Try it:
Using the records below, locate all lines containing "JSON" and return them.

Exercise material:
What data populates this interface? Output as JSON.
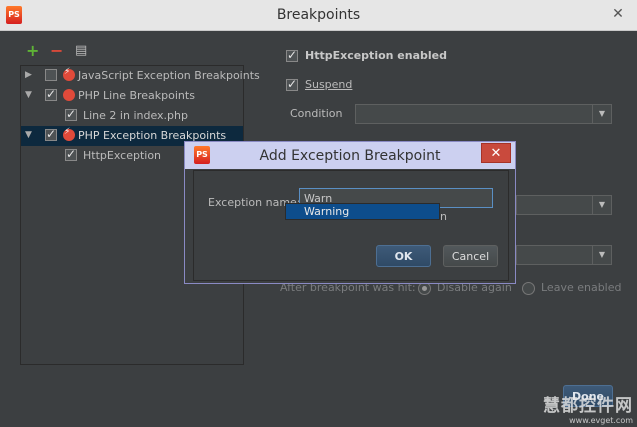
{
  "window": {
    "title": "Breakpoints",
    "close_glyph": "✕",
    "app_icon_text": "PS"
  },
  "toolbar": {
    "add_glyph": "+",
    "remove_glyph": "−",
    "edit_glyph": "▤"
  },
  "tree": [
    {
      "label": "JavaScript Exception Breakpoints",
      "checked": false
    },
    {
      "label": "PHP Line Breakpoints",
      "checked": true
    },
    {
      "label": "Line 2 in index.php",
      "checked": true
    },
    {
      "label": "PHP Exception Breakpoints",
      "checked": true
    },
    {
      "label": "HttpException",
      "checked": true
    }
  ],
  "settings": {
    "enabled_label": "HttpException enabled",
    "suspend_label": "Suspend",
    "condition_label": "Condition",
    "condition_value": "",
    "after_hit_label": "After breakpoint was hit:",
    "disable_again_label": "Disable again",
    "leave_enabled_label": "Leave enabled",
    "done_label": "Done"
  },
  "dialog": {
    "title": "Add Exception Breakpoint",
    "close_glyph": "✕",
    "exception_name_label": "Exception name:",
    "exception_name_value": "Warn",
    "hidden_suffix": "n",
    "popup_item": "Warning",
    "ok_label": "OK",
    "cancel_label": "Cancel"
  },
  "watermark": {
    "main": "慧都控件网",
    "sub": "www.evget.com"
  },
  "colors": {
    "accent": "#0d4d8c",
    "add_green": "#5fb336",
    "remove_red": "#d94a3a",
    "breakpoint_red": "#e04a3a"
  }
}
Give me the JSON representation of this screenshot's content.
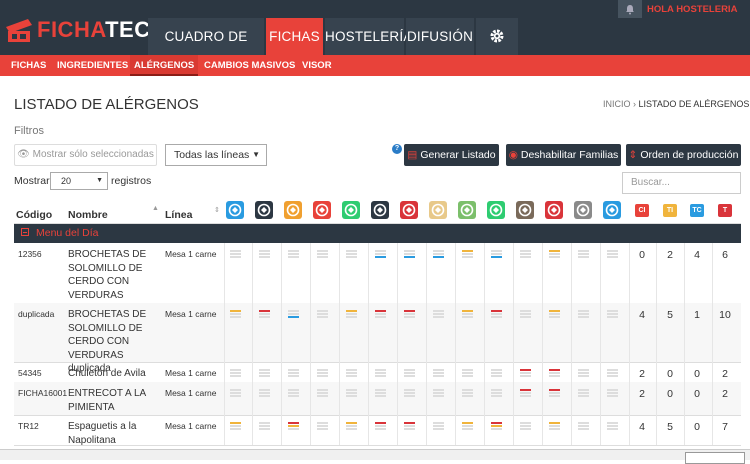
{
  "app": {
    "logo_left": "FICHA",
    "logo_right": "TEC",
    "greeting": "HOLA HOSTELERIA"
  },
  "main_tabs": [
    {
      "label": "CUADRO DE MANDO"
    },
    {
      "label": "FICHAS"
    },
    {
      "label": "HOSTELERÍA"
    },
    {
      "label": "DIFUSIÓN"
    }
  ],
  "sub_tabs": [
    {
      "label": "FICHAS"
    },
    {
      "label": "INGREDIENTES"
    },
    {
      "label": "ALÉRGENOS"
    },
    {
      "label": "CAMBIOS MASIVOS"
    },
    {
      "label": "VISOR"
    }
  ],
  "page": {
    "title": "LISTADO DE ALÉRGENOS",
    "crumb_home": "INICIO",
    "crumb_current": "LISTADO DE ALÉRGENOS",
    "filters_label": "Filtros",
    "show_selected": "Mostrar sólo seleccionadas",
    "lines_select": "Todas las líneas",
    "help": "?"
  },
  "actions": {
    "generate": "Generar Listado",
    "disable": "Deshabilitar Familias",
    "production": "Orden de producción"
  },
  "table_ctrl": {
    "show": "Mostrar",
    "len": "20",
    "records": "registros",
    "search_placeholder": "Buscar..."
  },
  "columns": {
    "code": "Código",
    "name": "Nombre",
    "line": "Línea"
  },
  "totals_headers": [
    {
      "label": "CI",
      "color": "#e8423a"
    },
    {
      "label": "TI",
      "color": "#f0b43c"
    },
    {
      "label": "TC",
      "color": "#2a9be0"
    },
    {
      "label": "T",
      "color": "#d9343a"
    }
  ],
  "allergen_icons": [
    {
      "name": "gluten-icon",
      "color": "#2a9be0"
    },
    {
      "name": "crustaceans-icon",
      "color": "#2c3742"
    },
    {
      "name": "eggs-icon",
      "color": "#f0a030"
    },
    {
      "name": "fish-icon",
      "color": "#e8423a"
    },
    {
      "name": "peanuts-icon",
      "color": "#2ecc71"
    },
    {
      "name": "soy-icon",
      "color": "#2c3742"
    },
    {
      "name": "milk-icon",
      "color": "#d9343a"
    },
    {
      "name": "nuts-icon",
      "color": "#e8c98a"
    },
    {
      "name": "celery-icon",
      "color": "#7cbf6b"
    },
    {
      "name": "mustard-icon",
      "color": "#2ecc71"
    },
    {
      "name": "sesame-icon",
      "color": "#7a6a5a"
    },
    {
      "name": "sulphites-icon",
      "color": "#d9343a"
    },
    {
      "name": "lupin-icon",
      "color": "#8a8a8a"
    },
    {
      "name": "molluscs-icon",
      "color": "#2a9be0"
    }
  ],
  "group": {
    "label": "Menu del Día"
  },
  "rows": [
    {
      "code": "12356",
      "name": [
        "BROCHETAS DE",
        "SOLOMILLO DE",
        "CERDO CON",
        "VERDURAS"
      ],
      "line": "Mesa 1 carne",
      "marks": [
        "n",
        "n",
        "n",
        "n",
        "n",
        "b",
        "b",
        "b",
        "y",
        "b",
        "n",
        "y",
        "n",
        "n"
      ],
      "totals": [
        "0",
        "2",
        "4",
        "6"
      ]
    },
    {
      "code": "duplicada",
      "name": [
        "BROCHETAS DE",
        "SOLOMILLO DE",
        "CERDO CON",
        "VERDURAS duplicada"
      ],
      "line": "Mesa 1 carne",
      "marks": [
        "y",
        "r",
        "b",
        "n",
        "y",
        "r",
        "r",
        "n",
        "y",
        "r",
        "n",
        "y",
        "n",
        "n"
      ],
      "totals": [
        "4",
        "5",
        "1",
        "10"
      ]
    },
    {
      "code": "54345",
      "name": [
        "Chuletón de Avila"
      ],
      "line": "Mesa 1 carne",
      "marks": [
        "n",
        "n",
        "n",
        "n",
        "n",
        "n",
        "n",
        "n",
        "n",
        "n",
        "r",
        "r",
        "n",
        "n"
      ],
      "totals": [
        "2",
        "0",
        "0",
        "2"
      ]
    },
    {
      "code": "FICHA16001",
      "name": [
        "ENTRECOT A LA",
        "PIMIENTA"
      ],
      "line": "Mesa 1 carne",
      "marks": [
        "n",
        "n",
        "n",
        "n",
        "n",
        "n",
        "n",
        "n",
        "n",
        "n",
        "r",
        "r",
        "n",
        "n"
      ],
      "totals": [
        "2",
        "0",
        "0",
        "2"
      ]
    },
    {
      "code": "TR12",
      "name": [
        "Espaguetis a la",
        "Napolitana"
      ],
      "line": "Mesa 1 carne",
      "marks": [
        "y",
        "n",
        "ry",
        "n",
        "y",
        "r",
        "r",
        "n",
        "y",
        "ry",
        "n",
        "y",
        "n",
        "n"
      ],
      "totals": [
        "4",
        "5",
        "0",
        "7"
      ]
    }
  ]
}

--

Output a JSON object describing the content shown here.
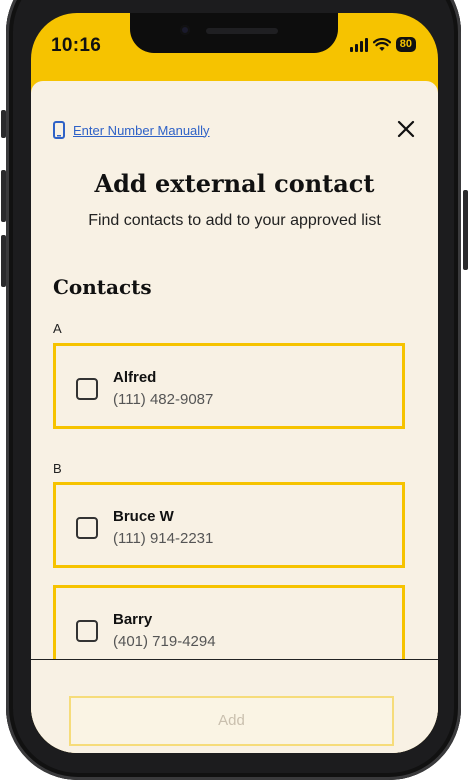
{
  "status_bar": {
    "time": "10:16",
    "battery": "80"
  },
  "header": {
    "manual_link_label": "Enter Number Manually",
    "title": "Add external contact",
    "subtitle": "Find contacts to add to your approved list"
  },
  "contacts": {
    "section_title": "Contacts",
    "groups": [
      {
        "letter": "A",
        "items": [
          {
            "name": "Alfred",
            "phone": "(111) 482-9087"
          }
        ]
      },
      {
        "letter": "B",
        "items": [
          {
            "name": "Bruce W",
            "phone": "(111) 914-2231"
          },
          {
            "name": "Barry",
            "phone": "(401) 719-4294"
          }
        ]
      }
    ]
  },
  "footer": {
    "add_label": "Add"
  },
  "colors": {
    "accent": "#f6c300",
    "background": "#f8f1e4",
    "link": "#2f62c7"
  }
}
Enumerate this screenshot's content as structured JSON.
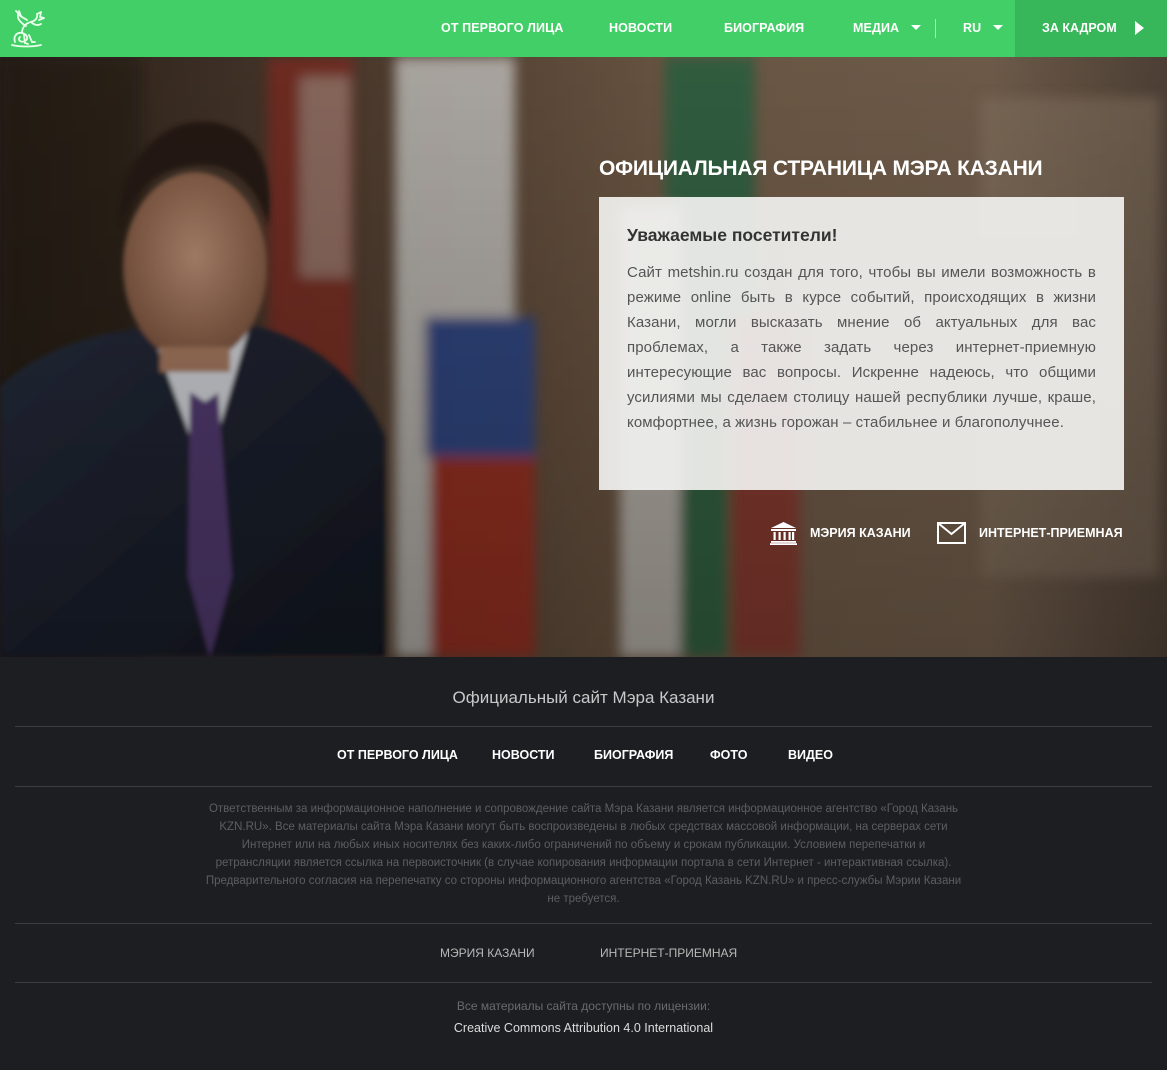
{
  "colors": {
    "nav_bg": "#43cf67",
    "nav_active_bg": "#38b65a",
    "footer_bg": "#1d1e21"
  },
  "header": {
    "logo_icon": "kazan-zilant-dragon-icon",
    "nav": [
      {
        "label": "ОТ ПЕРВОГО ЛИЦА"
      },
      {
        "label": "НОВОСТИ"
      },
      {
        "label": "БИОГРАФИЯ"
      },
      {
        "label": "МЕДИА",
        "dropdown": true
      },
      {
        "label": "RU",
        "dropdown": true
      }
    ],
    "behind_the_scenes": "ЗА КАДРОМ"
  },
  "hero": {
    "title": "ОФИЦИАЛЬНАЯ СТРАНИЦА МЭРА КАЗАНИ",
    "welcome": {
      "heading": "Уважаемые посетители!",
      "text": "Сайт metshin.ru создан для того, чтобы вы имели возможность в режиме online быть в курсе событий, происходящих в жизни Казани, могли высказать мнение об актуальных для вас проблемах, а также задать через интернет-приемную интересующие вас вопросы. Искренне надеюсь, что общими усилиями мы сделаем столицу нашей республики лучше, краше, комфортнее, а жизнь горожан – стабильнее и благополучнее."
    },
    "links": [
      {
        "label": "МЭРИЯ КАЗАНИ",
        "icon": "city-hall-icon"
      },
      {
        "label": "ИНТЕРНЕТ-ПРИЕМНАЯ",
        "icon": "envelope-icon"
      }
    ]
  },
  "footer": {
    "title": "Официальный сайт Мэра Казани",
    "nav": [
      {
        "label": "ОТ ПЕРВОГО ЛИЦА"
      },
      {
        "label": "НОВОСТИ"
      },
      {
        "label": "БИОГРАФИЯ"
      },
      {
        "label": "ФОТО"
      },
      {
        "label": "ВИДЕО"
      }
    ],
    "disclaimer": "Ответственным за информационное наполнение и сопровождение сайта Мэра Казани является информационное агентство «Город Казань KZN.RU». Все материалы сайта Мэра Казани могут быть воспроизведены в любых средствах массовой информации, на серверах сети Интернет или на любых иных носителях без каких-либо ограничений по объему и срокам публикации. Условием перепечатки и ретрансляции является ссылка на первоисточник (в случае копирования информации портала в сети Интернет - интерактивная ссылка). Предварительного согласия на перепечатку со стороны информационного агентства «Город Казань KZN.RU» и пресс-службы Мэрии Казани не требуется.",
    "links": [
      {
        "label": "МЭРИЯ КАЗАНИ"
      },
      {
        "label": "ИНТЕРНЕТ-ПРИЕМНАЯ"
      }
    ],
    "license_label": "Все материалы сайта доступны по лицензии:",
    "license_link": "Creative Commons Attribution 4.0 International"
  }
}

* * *

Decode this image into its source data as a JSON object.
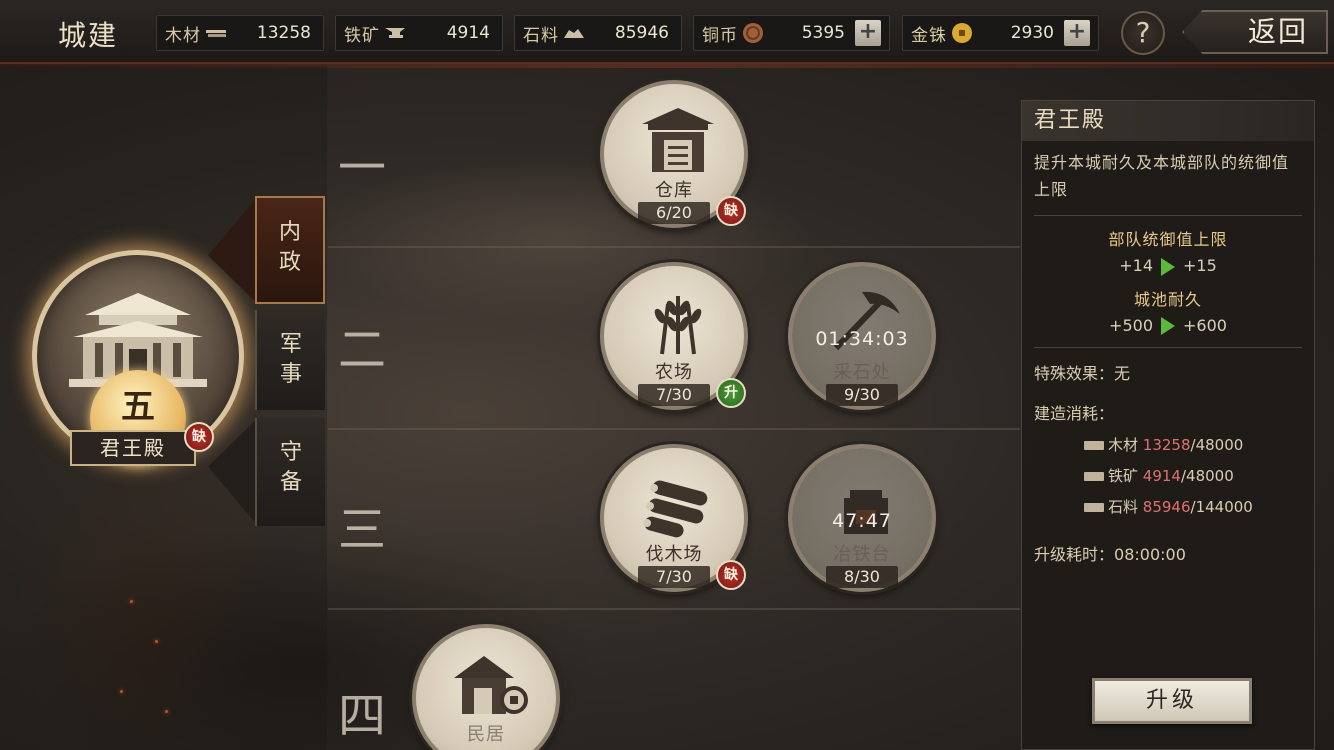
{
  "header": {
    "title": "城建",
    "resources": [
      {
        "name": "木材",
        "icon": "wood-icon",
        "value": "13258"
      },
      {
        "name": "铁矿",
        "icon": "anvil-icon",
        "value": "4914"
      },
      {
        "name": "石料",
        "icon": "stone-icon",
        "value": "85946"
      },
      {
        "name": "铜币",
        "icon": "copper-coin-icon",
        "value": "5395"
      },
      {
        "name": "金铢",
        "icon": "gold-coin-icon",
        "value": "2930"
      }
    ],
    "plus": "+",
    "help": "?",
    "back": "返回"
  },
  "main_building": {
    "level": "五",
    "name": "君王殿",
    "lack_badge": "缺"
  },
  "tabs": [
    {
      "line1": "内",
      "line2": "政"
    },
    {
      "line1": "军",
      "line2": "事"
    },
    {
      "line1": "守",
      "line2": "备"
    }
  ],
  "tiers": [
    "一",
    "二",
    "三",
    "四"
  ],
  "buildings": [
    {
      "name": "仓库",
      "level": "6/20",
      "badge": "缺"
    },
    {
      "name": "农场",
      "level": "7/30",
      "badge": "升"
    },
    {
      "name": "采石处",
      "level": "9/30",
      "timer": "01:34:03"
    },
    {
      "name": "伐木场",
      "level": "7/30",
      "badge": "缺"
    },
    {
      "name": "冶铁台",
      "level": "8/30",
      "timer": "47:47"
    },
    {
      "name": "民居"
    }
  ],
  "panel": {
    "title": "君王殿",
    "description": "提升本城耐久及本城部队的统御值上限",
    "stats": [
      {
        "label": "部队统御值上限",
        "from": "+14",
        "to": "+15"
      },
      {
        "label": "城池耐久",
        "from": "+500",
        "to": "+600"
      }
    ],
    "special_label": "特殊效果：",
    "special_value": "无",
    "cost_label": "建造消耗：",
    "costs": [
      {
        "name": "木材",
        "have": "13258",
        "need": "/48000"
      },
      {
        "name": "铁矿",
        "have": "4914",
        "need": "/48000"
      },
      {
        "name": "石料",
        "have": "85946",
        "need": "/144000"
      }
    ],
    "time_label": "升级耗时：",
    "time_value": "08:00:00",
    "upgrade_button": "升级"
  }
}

Your response:
What data populates this interface? Output as JSON.
Give me the JSON representation of this screenshot's content.
Output a JSON object describing the content shown here.
Enumerate this screenshot's content as structured JSON.
Decode this image into its source data as a JSON object.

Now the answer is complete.